For those of you that know me (or follow my blog), you will know that I don’t shirk from a good argument. In fact, in my youth, I loved to participate in debates – sometimes even taking the opposite position that I would ordinarily take – just to learn. Well here is a great example of a piece of research that warrants careful examination and plenty of publicity. It turns out that through dialog with many organizations, few even get this argument, let alone understand the impact of it.
My colleges Bill O’Kane, Guido De Simoni and Michael Moran just published a note called, “The Gathering Storm: Information Governance in the Cloud“. The note calls out what is obvious, when you think about it. What the note also calls out is that most organizations are not even thinking of this, despite their mad dash to the cloud. For sooth (and you don’t hear that every day), “cloud computing” is an excellent resources to exploit for specific use cases and scenarios. But one very important use case is beginning to get complicated – much more complicated. In fact, as things go, the problem of governing information assets in the cloud is going to become even more complex than what it ever was when it all on premise, and under your control.
The premise is this: Each application assumes ownership of its own data model. In our language we would say that applications operate assuming a dedicated semantic. As you know full well, when you have several apps that need to share data, you have to reconcile a number of semantics that are different across the apps. Sometimes you use ETL and scripts and other methods to build, define, and manage the transformation. Ideally you set up an “information governance” framework to help maintain the references and rules. And equally well known, business people have little interest in participating, even though they are the ones with the knowledge needed to resolve issues, anomalies and ambiguities. No amount of IT or technology can do this work.

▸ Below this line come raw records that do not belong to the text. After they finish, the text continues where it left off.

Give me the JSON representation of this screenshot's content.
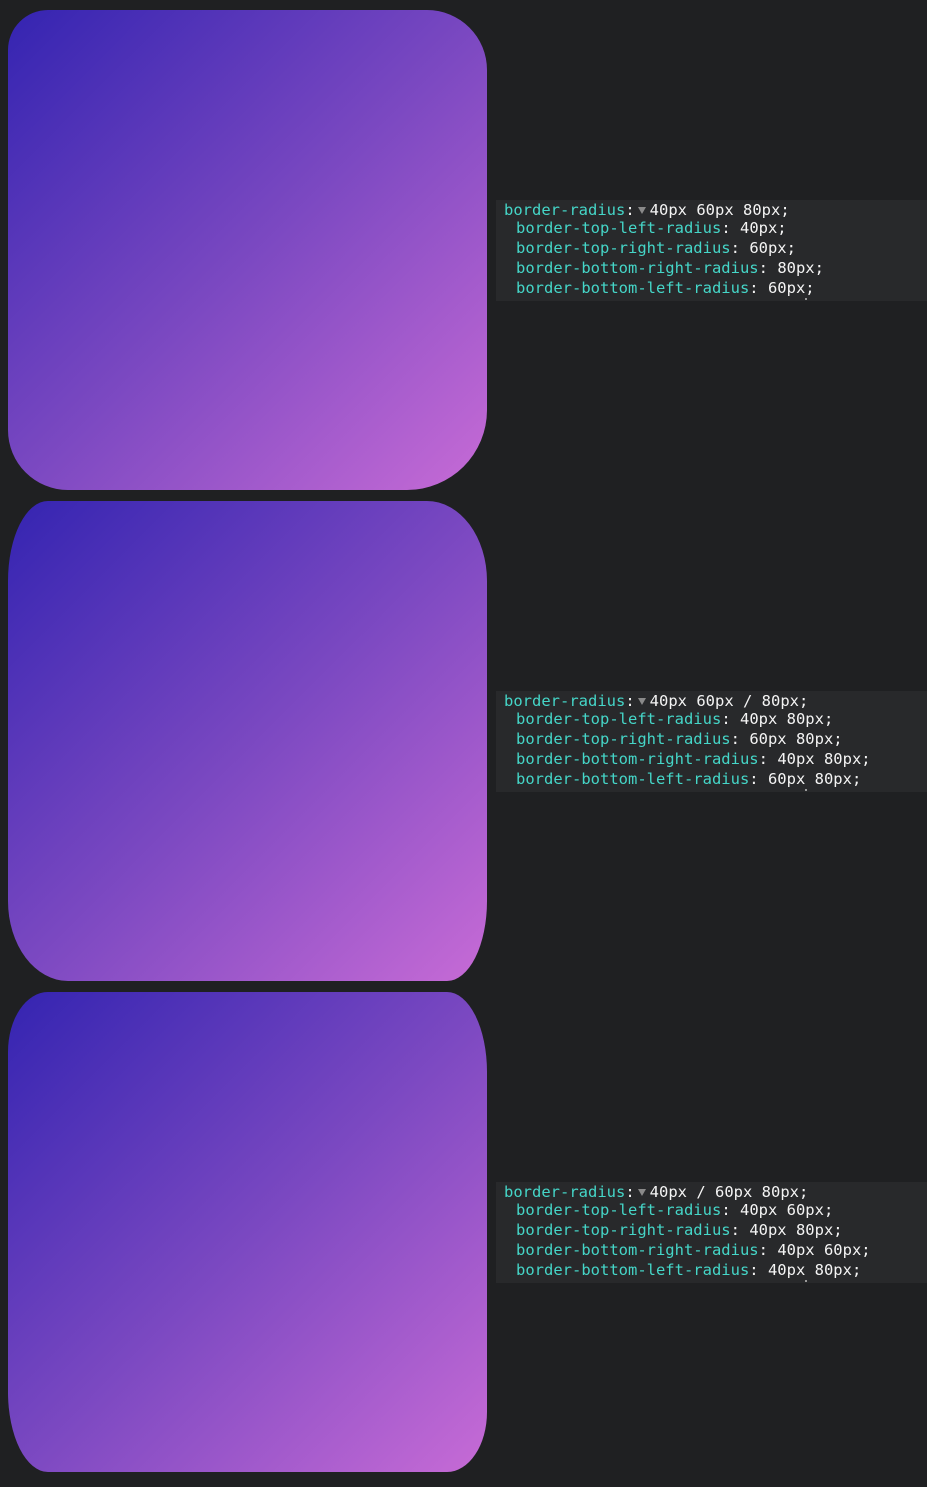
{
  "colors": {
    "background": "#1f2022",
    "panel": "#28292b",
    "property": "#45d6c8",
    "value": "#f4f4f4",
    "gradient_start": "#3424b1",
    "gradient_end": "#c76bd6"
  },
  "examples": [
    {
      "shorthand": {
        "property": "border-radius",
        "value": "40px 60px 80px;"
      },
      "longhands": [
        {
          "property": "border-top-left-radius",
          "value": "40px;"
        },
        {
          "property": "border-top-right-radius",
          "value": "60px;"
        },
        {
          "property": "border-bottom-right-radius",
          "value": "80px;"
        },
        {
          "property": "border-bottom-left-radius",
          "value": "60px;"
        }
      ]
    },
    {
      "shorthand": {
        "property": "border-radius",
        "value": "40px 60px / 80px;"
      },
      "longhands": [
        {
          "property": "border-top-left-radius",
          "value": "40px 80px;"
        },
        {
          "property": "border-top-right-radius",
          "value": "60px 80px;"
        },
        {
          "property": "border-bottom-right-radius",
          "value": "40px 80px;"
        },
        {
          "property": "border-bottom-left-radius",
          "value": "60px 80px;"
        }
      ]
    },
    {
      "shorthand": {
        "property": "border-radius",
        "value": "40px / 60px 80px;"
      },
      "longhands": [
        {
          "property": "border-top-left-radius",
          "value": "40px 60px;"
        },
        {
          "property": "border-top-right-radius",
          "value": "40px 80px;"
        },
        {
          "property": "border-bottom-right-radius",
          "value": "40px 60px;"
        },
        {
          "property": "border-bottom-left-radius",
          "value": "40px 80px;"
        }
      ]
    }
  ]
}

When these apps were on premise and just such a problem arose, you went down to the fourth floor, or drove over to the IT building, and flicked the ear of a developer or architect, and told them to “talk to the business and fix it”. With cloud, this won’t work. In fact, as each app moves to the cloud, and a different cloud vendor at that – each with their own data model – the need to reconcile semantics persists. But now you can’t flick any ears. Now you need to negotiate changes to your contracts and agreements and change the SLA. In fact, all those savings you were planning on from moving to the cloud might get eaten up (and then some) to cope with the growing mess. More cloud apps, more clouds: larger storm.

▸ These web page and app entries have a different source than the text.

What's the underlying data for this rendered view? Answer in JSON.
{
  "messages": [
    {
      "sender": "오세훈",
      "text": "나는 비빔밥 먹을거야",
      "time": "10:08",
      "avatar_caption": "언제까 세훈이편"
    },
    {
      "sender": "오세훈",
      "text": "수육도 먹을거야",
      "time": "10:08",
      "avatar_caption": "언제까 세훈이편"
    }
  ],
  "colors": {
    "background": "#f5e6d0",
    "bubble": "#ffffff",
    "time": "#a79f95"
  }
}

Hopefully the note will give you some ideas on how to get round this issue – and perhaps you can get out from under the building rain clouds before they start to pour…